What is needed is an exact copy of every entry below.

[Start of Attachment]

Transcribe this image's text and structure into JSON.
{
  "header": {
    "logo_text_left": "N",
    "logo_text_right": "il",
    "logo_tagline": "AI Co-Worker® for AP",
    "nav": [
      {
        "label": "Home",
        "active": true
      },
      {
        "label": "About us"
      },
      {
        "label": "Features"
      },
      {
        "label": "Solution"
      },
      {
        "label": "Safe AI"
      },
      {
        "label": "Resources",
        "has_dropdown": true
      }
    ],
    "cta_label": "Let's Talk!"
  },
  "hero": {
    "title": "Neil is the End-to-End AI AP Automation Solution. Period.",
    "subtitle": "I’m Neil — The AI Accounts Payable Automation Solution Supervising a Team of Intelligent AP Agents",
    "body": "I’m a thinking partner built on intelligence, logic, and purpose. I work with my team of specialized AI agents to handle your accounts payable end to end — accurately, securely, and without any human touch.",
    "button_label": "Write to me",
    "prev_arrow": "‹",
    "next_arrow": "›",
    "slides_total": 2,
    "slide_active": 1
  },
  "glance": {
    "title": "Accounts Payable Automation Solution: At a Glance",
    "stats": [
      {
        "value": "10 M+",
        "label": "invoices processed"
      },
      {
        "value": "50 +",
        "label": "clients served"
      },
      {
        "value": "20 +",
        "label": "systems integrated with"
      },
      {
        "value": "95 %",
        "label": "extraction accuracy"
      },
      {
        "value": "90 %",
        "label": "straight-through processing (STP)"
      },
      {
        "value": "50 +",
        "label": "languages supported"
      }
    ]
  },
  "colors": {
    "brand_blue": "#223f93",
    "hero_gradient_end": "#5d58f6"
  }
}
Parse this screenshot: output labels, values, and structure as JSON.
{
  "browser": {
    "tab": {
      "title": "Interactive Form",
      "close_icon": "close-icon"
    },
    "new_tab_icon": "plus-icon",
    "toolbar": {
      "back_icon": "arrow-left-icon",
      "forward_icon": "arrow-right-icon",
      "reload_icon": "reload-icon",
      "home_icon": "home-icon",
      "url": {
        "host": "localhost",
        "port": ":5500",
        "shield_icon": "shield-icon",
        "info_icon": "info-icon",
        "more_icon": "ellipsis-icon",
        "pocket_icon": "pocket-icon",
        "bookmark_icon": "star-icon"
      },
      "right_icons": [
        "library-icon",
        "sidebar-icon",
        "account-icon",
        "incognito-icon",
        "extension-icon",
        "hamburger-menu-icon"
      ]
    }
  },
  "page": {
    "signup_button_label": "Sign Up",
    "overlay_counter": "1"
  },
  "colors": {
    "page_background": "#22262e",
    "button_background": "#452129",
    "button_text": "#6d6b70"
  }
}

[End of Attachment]

Answer section —
Transcribe this image's text and structure into JSON.
{
  "header": {
    "logo_text_left": "N",
    "logo_text_right": "il",
    "logo_tagline": "AI Co-Worker® for AP",
    "nav": [
      {
        "label": "Home",
        "active": true
      },
      {
        "label": "About us"
      },
      {
        "label": "Features"
      },
      {
        "label": "Solution"
      },
      {
        "label": "Safe AI"
      },
      {
        "label": "Resources",
        "has_dropdown": true
      }
    ],
    "cta_label": "Let's Talk!"
  },
  "hero": {
    "title": "Neil is the End-to-End AI AP Automation Solution. Period.",
    "subtitle": "I’m Neil — The AI Accounts Payable Automation Solution Supervising a Team of Intelligent AP Agents",
    "body": "I’m a thinking partner built on intelligence, logic, and purpose. I work with my team of specialized AI agents to handle your accounts payable end to end — accurately, securely, and without any human touch.",
    "button_label": "Write to me",
    "prev_arrow": "‹",
    "next_arrow": "›",
    "slides_total": 2,
    "slide_active": 1
  },
  "glance": {
    "title": "Accounts Payable Automation Solution: At a Glance",
    "stats": [
      {
        "value": "10 M+",
        "label": "invoices processed"
      },
      {
        "value": "50 +",
        "label": "clients served"
      },
      {
        "value": "20 +",
        "label": "systems integrated with"
      },
      {
        "value": "95 %",
        "label": "extraction accuracy"
      },
      {
        "value": "90 %",
        "label": "straight-through processing (STP)"
      },
      {
        "value": "50 +",
        "label": "languages supported"
      }
    ]
  },
  "colors": {
    "brand_blue": "#223f93",
    "hero_gradient_end": "#5d58f6"
  }
}
Parse this screenshot: output labels, values, and structure as JSON.
{
  "browser": {
    "tab": {
      "title": "Interactive Form",
      "close_icon": "close-icon"
    },
    "new_tab_icon": "plus-icon",
    "toolbar": {
      "back_icon": "arrow-left-icon",
      "forward_icon": "arrow-right-icon",
      "reload_icon": "reload-icon",
      "home_icon": "home-icon",
      "url": {
        "host": "localhost",
        "port": ":5500",
        "shield_icon": "shield-icon",
        "info_icon": "info-icon",
        "more_icon": "ellipsis-icon",
        "pocket_icon": "pocket-icon",
        "bookmark_icon": "star-icon"
      },
      "right_icons": [
        "library-icon",
        "sidebar-icon",
        "account-icon",
        "incognito-icon",
        "extension-icon",
        "hamburger-menu-icon"
      ]
    }
  },
  "page": {
    "signup_button_label": "Sign Up",
    "overlay_counter": "1"
  },
  "colors": {
    "page_background": "#22262e",
    "button_background": "#452129",
    "button_text": "#6d6b70"
  }
}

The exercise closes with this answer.